Problem statement:
Note each line of the listing that contains the string "folder", and copy it.
━━━━━━━━━━━━━━━━━━━━━━━━━━━━━━
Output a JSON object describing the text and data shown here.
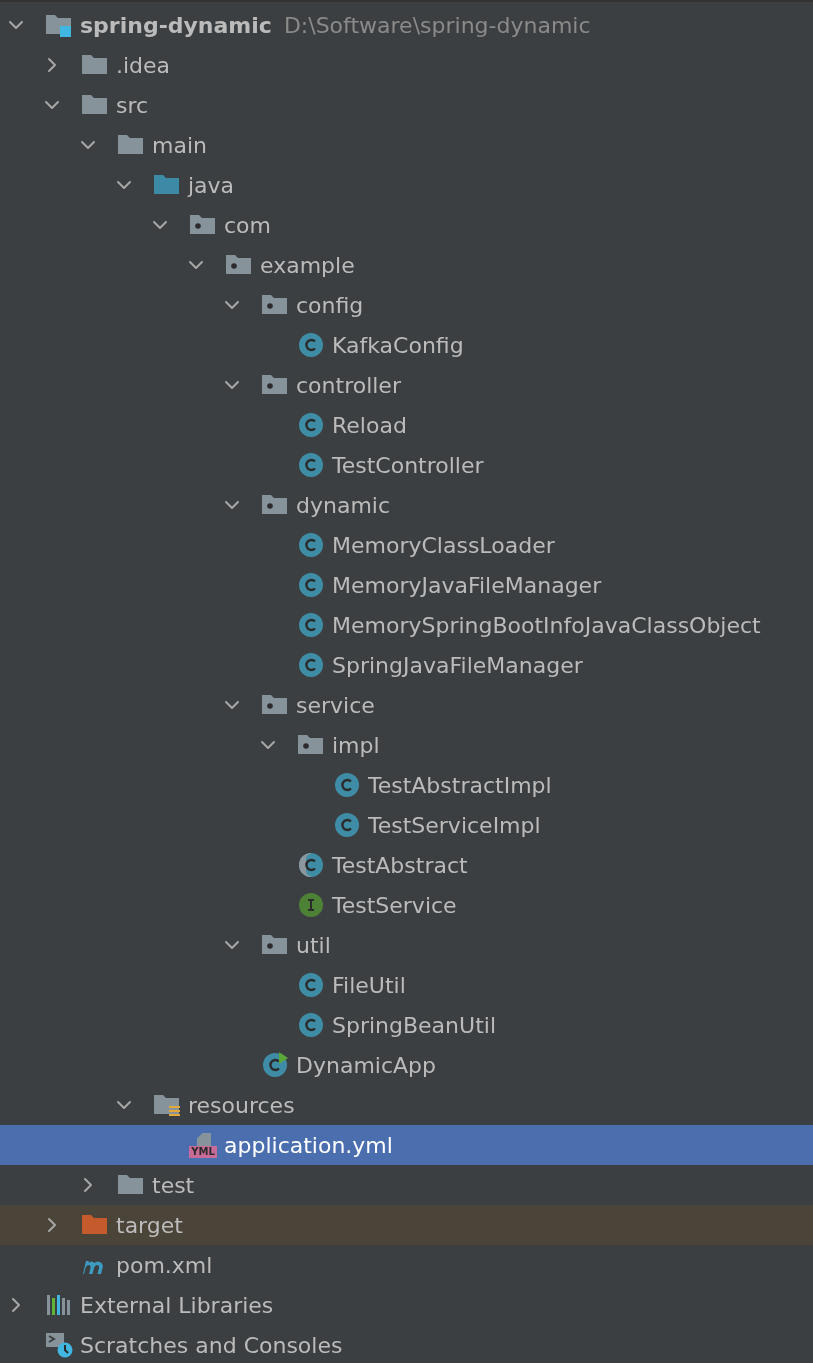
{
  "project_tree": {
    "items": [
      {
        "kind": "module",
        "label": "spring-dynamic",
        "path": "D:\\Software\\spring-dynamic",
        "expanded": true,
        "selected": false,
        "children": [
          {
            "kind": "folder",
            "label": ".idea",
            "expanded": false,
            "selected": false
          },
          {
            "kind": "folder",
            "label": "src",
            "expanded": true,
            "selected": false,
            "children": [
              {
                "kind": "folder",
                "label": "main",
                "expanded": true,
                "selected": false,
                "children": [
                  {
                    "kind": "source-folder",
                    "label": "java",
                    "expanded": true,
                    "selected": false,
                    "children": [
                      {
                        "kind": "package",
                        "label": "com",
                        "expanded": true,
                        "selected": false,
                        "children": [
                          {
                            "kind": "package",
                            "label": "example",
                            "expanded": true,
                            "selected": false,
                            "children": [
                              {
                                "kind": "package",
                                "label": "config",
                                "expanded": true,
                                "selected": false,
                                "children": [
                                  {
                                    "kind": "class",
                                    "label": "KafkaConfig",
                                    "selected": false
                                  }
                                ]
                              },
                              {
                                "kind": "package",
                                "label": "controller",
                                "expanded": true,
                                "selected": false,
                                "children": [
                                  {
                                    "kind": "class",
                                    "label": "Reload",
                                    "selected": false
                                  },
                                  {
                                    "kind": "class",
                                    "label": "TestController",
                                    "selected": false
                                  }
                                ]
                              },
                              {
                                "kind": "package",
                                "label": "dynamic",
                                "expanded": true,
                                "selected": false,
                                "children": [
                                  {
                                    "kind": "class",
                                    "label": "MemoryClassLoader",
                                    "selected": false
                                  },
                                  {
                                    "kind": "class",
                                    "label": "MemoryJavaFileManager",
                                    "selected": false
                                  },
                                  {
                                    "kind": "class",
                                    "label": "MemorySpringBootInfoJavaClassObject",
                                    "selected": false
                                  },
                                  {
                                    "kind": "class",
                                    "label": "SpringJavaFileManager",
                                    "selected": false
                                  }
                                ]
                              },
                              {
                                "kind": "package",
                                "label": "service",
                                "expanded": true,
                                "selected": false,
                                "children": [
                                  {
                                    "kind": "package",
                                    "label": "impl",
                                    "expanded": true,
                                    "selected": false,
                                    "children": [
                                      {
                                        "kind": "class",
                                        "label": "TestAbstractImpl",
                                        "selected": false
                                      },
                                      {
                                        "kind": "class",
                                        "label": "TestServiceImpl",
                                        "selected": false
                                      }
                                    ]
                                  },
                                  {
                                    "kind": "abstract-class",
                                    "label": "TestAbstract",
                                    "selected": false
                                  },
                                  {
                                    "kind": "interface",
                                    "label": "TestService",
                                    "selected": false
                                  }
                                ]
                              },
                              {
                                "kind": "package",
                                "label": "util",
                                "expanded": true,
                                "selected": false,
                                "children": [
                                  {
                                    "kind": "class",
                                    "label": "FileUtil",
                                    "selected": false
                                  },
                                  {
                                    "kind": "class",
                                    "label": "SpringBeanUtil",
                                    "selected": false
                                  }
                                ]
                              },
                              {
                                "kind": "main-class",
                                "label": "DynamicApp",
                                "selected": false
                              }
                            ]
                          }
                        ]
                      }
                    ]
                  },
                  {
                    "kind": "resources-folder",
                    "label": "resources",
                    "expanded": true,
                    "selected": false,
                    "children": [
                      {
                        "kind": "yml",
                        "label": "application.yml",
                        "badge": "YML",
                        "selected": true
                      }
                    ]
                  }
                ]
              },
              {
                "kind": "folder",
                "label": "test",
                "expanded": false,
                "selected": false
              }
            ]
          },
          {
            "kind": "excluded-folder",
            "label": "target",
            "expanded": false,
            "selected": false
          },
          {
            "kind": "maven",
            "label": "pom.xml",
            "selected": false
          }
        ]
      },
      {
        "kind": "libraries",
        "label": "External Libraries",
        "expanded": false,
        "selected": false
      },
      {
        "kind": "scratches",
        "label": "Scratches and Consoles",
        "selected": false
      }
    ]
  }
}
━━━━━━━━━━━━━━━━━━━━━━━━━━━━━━
Response for this exercise:
            "kind": "folder",
            "kind": "folder",
                "kind": "folder",
                    "kind": "source-folder",
                    "kind": "resources-folder",
                "kind": "folder",
            "kind": "excluded-folder",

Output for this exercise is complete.